# EXERCISE DESCRIPTION
Count how many lines of the data below contain the string "Available"; the reply should be that number alone.

# SUPPLIED ENTRIES
※ ※ ※

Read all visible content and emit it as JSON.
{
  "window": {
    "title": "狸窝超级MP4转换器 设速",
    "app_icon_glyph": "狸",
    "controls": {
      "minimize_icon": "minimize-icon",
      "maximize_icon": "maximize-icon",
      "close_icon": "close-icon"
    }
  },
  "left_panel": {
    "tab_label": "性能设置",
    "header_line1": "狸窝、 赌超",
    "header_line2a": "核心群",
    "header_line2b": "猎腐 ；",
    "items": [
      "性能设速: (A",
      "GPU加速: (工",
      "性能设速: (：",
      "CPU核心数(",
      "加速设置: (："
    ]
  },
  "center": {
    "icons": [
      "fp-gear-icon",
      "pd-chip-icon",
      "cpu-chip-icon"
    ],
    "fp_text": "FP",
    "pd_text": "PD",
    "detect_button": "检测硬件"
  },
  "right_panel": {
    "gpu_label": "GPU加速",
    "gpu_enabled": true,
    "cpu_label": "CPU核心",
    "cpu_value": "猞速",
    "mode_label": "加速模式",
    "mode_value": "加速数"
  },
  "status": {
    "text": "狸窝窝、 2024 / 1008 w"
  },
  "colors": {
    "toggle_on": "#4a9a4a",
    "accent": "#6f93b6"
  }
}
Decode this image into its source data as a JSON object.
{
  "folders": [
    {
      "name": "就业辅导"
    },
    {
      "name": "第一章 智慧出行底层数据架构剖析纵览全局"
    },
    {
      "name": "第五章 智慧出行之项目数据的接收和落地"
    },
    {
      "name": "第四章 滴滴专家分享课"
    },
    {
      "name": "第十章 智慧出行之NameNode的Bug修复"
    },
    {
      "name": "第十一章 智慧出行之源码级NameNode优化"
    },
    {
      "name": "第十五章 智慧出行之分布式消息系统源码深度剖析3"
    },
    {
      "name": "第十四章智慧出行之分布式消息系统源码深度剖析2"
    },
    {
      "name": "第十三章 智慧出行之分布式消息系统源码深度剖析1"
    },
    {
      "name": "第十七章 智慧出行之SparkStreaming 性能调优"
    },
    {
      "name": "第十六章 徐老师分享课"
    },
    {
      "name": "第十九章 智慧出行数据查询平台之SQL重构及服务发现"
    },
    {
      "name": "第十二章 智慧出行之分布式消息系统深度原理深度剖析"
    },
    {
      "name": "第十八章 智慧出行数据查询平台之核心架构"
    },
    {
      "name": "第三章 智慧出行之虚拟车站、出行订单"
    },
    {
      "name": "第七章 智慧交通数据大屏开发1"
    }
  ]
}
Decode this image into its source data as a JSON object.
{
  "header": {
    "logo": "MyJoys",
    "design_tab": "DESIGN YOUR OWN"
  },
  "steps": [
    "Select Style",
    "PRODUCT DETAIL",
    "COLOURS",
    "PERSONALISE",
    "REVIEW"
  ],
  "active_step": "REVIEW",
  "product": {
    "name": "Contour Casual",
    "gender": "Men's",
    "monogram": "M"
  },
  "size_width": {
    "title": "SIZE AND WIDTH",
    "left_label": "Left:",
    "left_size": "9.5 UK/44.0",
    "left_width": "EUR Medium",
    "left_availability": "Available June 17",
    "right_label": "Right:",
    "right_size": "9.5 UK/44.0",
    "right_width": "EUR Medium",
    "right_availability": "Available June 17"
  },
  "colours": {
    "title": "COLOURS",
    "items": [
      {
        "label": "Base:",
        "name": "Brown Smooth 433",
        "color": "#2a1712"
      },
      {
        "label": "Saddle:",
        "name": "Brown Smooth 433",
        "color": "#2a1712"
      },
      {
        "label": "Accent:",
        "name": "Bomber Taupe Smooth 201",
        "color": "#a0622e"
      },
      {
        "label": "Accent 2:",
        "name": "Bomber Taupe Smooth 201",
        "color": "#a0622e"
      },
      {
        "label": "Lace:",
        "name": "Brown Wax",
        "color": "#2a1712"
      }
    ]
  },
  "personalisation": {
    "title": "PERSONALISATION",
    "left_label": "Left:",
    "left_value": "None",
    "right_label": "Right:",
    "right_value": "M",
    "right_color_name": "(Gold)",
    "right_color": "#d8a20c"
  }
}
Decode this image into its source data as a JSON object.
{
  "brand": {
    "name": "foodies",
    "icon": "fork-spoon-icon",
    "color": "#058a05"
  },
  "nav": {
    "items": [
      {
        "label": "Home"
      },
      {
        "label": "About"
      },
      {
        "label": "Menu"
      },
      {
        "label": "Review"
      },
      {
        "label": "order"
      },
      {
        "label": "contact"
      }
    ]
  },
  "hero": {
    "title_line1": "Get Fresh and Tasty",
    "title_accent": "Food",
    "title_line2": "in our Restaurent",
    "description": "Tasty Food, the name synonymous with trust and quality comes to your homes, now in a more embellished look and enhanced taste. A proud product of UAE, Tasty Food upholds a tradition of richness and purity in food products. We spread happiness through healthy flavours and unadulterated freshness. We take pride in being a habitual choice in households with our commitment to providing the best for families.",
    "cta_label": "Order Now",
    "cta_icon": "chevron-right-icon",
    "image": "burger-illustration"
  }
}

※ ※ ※

# TASK RESPONSE
2